By opting for the stronger verbs in the right context, your writing becomes more compelling and expressive, engaging your readers on a deeper level.

The Impact of Verb Strength on Persuasive Writing

In persuasive writing, the strength of verbs can be pivotal in conveying a message powerfully and succinctly. Strong verbs give dynamism and specificity, offering a clearer and more evocative picture compared to weak verbs. Utilizing strong verbs can dictate the tone and influence the effectiveness of the persuasion by reducing the need for extra words, which may otherwise dilute the message with added wordiness.

For example, instead of saying, “The new product has received great feedback,” try “The new product has garnered rave reviews.”

By making these simple changes and focusing on compelling writing techniques, you’ll see a marked improvement in your writing’s persuasiveness and overall impact.

Practical Tips for Mastering Verb Usage in Your Writing

Improving verb usage is essential to advancing one’s writing skills. For non-native speakers or those new to English, familiarity with language usage is vital for correctly conjugating strong verbs. Native speakers can refine their verb choices by revisiting drafts for potential enhancement of verb strength, thereby cutting down on unnecessary wording and increasing precision.

A thesaurus can be an invaluable tool in this process, providing a wealth of options for more descriptive verb usage. By consulting a thesaurus, you can explore strong verbs to replace weaker ones, ultimately contributing to more engaging text. Your readers will appreciate the extra effort you’ve put into crafting clear, precise, and compelling writing through effective verb usage.

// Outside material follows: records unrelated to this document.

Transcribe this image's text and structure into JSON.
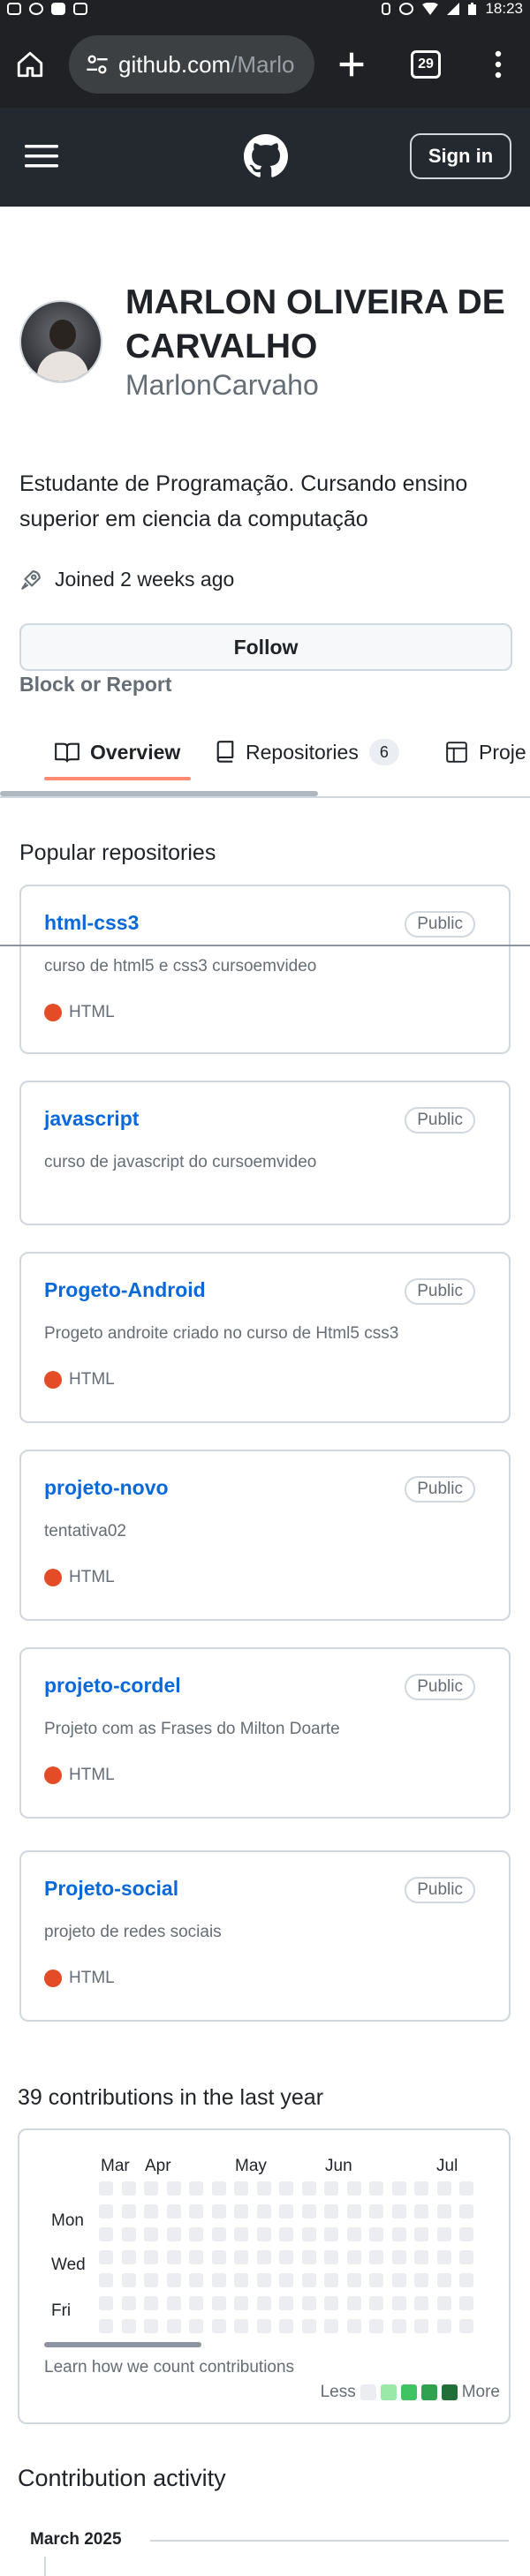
{
  "status_bar": {
    "time": "18:23",
    "icons": [
      "instagram-icon",
      "whatsapp-icon",
      "youtube-icon",
      "gallery-icon",
      "vibrate-icon",
      "alarm-icon",
      "wifi-icon",
      "signal-icon",
      "battery-icon"
    ]
  },
  "browser": {
    "url_host": "github.com",
    "url_rest": "/Marlo",
    "tab_count": "29"
  },
  "header": {
    "signin_label": "Sign in"
  },
  "profile": {
    "full_name": "MARLON OLIVEIRA DE CARVALHO",
    "username": "MarlonCarvaho",
    "bio": "Estudante de Programação. Cursando ensino superior em ciencia da computação",
    "joined": "Joined 2 weeks ago",
    "follow_label": "Follow",
    "block_label": "Block or Report"
  },
  "tabs": [
    {
      "label": "Overview",
      "counter": ""
    },
    {
      "label": "Repositories",
      "counter": "6"
    },
    {
      "label": "Proje",
      "counter": ""
    }
  ],
  "popular": {
    "title": "Popular repositories",
    "repos": [
      {
        "name": "html-css3",
        "visibility": "Public",
        "description": "curso de html5 e css3 cursoemvideo",
        "language": "HTML"
      },
      {
        "name": "javascript",
        "visibility": "Public",
        "description": "curso de javascript do cursoemvideo",
        "language": ""
      },
      {
        "name": "Progeto-Android",
        "visibility": "Public",
        "description": "Progeto androite criado no curso de Html5 css3",
        "language": "HTML"
      },
      {
        "name": "projeto-novo",
        "visibility": "Public",
        "description": "tentativa02",
        "language": "HTML"
      },
      {
        "name": "projeto-cordel",
        "visibility": "Public",
        "description": "Projeto com as Frases do Milton Doarte",
        "language": "HTML"
      },
      {
        "name": "Projeto-social",
        "visibility": "Public",
        "description": "projeto de redes sociais",
        "language": "HTML"
      }
    ]
  },
  "contributions": {
    "title": "39 contributions in the last year",
    "months": [
      "Mar",
      "Apr",
      "May",
      "Jun",
      "Jul"
    ],
    "days": [
      "Mon",
      "Wed",
      "Fri"
    ],
    "learn_text": "Learn how we count contributions",
    "legend_less": "Less",
    "legend_more": "More",
    "legend_colors": [
      "#ebedf0",
      "#9be9a8",
      "#40c463",
      "#30a14e",
      "#216e39"
    ]
  },
  "activity": {
    "title": "Contribution activity",
    "month": "March 2025"
  },
  "colors": {
    "link": "#0969da",
    "html_language": "#e34c26",
    "header_bg": "#24292f",
    "tab_underline": "#fd8c73"
  }
}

Another viable approach for mastering verb usage involves tapping into expert advice. Turn to seasoned editors and writers to assess your work and suggest improvements in your verb selection and conjugation. Their unique perspective and experience can prove to be invaluable in identifying opportunities to reinforce your writing through powerful and effective verb usage. As you incorporate these writing improvement tips and verb enhancement strategies, you’ll notice a significant growth in the quality of your writing and its ability to capture the attention of your audience.